* **Stored data**
Start of Block
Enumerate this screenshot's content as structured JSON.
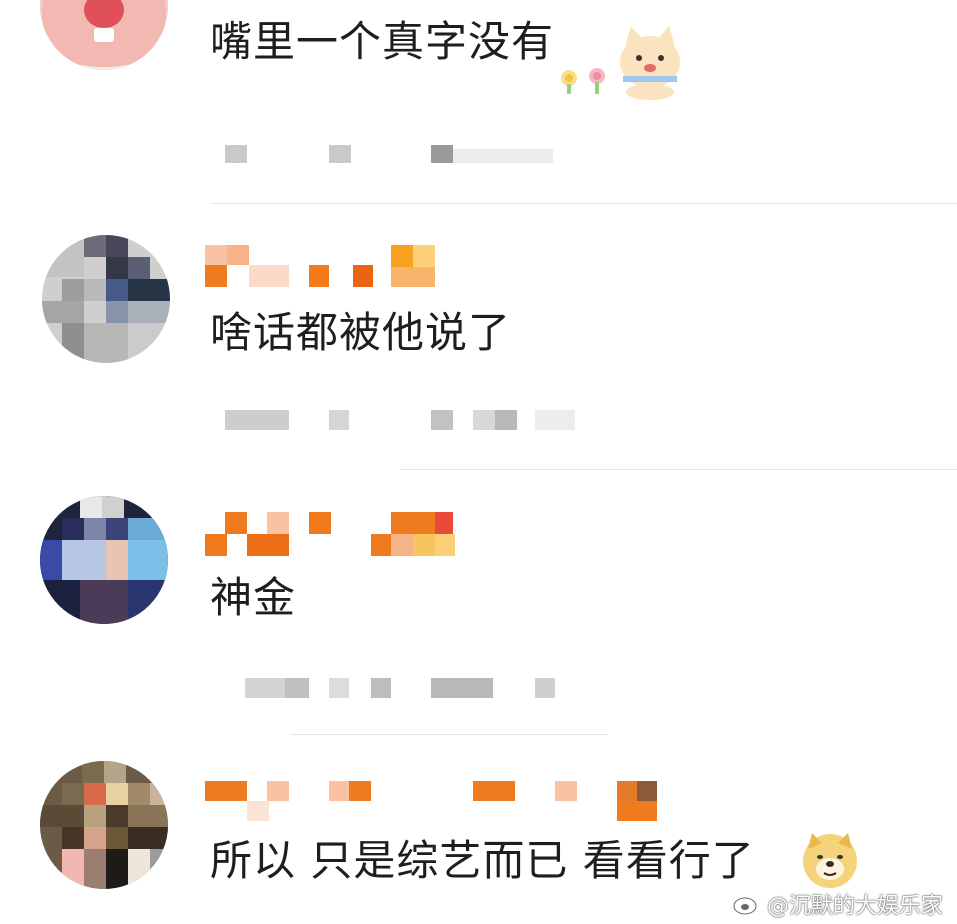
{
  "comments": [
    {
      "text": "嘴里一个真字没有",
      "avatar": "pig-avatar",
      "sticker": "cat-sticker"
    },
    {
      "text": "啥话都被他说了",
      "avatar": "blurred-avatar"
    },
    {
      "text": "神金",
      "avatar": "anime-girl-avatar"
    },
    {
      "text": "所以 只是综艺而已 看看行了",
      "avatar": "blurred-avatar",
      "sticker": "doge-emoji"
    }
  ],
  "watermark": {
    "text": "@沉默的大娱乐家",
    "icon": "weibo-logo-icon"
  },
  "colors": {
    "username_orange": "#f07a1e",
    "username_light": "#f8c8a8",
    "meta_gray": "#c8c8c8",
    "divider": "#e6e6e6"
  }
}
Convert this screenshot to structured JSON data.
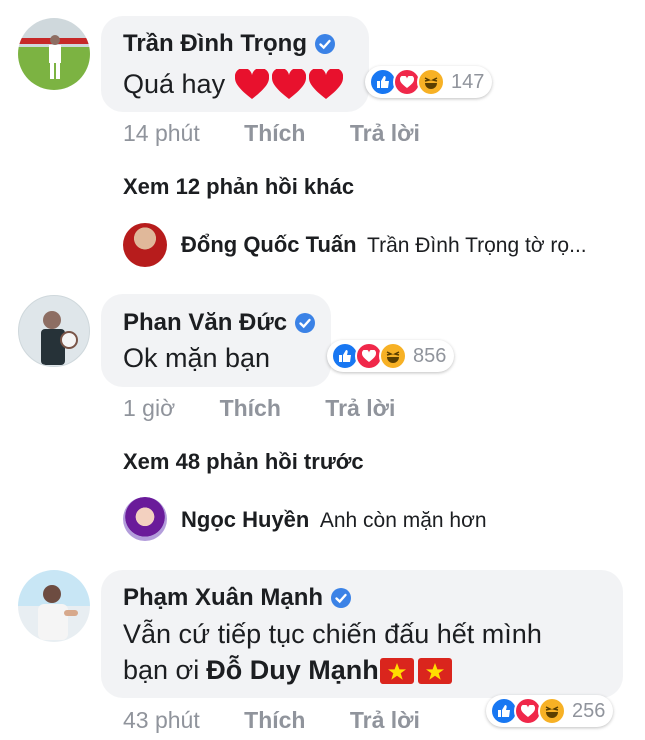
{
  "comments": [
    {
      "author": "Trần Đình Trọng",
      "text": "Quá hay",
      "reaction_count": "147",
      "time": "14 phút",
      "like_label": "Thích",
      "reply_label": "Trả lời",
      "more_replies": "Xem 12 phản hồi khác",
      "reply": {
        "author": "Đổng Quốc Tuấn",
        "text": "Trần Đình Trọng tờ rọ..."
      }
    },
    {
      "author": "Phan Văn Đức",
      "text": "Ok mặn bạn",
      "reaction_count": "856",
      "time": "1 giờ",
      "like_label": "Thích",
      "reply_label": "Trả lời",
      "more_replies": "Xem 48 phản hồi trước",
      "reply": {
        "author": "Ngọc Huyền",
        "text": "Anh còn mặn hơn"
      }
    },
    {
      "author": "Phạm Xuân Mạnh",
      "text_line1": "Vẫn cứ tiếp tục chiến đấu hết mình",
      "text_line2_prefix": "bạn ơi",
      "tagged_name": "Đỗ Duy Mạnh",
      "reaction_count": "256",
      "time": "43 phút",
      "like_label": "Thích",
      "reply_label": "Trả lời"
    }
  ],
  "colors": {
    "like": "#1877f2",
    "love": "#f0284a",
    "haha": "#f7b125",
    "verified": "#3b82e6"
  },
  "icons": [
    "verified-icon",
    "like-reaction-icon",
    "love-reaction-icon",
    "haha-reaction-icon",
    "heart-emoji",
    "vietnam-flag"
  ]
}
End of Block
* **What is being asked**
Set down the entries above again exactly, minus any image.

* **Solution for this task**
Enumerate this screenshot's content as structured JSON.
{
  "comments": [
    {
      "text": "嘴里一个真字没有",
      "avatar": "pig-avatar",
      "sticker": "cat-sticker"
    },
    {
      "text": "啥话都被他说了",
      "avatar": "blurred-avatar"
    },
    {
      "text": "神金",
      "avatar": "anime-girl-avatar"
    },
    {
      "text": "所以 只是综艺而已 看看行了",
      "avatar": "blurred-avatar",
      "sticker": "doge-emoji"
    }
  ],
  "watermark": {
    "text": "@沉默的大娱乐家",
    "icon": "weibo-logo-icon"
  },
  "colors": {
    "username_orange": "#f07a1e",
    "username_light": "#f8c8a8",
    "meta_gray": "#c8c8c8",
    "divider": "#e6e6e6"
  }
}
Convert this screenshot to structured JSON data.
{
  "comments": [
    {
      "author": "Trần Đình Trọng",
      "text": "Quá hay",
      "reaction_count": "147",
      "time": "14 phút",
      "like_label": "Thích",
      "reply_label": "Trả lời",
      "more_replies": "Xem 12 phản hồi khác",
      "reply": {
        "author": "Đổng Quốc Tuấn",
        "text": "Trần Đình Trọng tờ rọ..."
      }
    },
    {
      "author": "Phan Văn Đức",
      "text": "Ok mặn bạn",
      "reaction_count": "856",
      "time": "1 giờ",
      "like_label": "Thích",
      "reply_label": "Trả lời",
      "more_replies": "Xem 48 phản hồi trước",
      "reply": {
        "author": "Ngọc Huyền",
        "text": "Anh còn mặn hơn"
      }
    },
    {
      "author": "Phạm Xuân Mạnh",
      "text_line1": "Vẫn cứ tiếp tục chiến đấu hết mình",
      "text_line2_prefix": "bạn ơi",
      "tagged_name": "Đỗ Duy Mạnh",
      "reaction_count": "256",
      "time": "43 phút",
      "like_label": "Thích",
      "reply_label": "Trả lời"
    }
  ],
  "colors": {
    "like": "#1877f2",
    "love": "#f0284a",
    "haha": "#f7b125",
    "verified": "#3b82e6"
  },
  "icons": [
    "verified-icon",
    "like-reaction-icon",
    "love-reaction-icon",
    "haha-reaction-icon",
    "heart-emoji",
    "vietnam-flag"
  ]
}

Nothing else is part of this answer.